=== About this exercise ===
Wherever the string "import" shows up in the material below, copy that line.

=== Supplied data ===

+ + + + + + +

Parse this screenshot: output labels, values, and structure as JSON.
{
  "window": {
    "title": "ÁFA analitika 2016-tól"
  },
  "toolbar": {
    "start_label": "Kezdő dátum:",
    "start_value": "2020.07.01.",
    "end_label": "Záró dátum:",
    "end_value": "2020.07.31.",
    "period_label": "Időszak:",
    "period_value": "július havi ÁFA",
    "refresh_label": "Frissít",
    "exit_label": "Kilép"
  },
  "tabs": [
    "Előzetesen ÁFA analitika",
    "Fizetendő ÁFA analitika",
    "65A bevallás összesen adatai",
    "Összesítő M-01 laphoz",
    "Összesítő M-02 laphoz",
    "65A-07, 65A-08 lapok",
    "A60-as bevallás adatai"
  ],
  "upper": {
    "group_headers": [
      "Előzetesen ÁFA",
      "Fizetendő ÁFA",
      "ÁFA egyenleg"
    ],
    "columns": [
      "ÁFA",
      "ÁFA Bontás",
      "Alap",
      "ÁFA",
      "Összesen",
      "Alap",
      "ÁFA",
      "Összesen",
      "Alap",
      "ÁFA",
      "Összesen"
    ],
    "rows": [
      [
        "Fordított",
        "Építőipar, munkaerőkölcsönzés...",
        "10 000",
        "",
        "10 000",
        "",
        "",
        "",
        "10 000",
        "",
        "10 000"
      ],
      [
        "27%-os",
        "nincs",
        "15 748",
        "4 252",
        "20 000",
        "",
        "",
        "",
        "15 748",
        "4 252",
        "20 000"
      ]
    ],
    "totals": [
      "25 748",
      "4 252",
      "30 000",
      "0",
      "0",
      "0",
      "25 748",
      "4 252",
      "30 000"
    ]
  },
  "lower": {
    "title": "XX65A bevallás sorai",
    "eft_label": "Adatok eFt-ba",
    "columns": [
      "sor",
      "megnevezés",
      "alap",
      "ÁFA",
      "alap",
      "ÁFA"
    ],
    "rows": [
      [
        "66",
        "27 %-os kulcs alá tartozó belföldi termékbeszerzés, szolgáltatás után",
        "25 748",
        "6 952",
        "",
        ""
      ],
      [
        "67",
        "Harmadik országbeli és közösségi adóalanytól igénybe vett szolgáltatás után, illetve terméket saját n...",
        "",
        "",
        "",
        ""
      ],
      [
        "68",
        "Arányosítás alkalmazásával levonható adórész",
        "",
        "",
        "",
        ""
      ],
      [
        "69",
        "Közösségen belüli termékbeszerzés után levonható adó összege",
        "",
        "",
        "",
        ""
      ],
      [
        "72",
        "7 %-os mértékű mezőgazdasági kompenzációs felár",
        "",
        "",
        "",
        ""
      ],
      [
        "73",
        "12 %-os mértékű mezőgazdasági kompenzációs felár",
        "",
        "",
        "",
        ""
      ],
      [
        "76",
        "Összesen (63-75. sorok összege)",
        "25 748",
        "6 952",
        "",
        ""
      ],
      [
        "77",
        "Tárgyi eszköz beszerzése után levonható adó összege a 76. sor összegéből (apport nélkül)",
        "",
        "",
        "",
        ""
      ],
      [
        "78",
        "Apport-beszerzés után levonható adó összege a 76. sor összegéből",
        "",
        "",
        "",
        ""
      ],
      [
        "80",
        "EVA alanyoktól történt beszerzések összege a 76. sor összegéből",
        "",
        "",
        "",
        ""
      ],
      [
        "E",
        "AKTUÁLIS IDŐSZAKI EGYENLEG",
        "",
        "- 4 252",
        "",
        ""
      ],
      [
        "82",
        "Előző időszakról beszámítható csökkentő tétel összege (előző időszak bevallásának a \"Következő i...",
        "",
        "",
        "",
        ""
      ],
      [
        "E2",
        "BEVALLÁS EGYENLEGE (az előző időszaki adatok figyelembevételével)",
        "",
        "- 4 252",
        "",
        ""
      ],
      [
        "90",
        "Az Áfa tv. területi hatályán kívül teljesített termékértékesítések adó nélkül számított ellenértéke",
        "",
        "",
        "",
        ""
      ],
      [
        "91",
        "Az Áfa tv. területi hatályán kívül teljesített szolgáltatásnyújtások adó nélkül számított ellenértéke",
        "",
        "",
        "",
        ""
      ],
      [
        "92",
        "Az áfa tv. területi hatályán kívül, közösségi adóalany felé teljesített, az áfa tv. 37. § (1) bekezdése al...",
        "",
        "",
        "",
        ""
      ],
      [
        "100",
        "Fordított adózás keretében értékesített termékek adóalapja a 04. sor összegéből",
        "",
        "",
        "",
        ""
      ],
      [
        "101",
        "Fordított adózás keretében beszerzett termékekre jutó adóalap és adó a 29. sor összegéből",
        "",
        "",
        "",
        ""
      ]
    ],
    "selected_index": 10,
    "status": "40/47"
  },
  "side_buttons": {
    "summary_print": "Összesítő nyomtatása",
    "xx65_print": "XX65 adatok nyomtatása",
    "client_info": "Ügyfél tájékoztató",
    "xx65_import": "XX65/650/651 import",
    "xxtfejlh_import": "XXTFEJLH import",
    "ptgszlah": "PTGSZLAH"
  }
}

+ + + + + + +

=== Output for this task ===
    "xx65_import": "XX65/650/651 import",
    "xxtfejlh_import": "XXTFEJLH import",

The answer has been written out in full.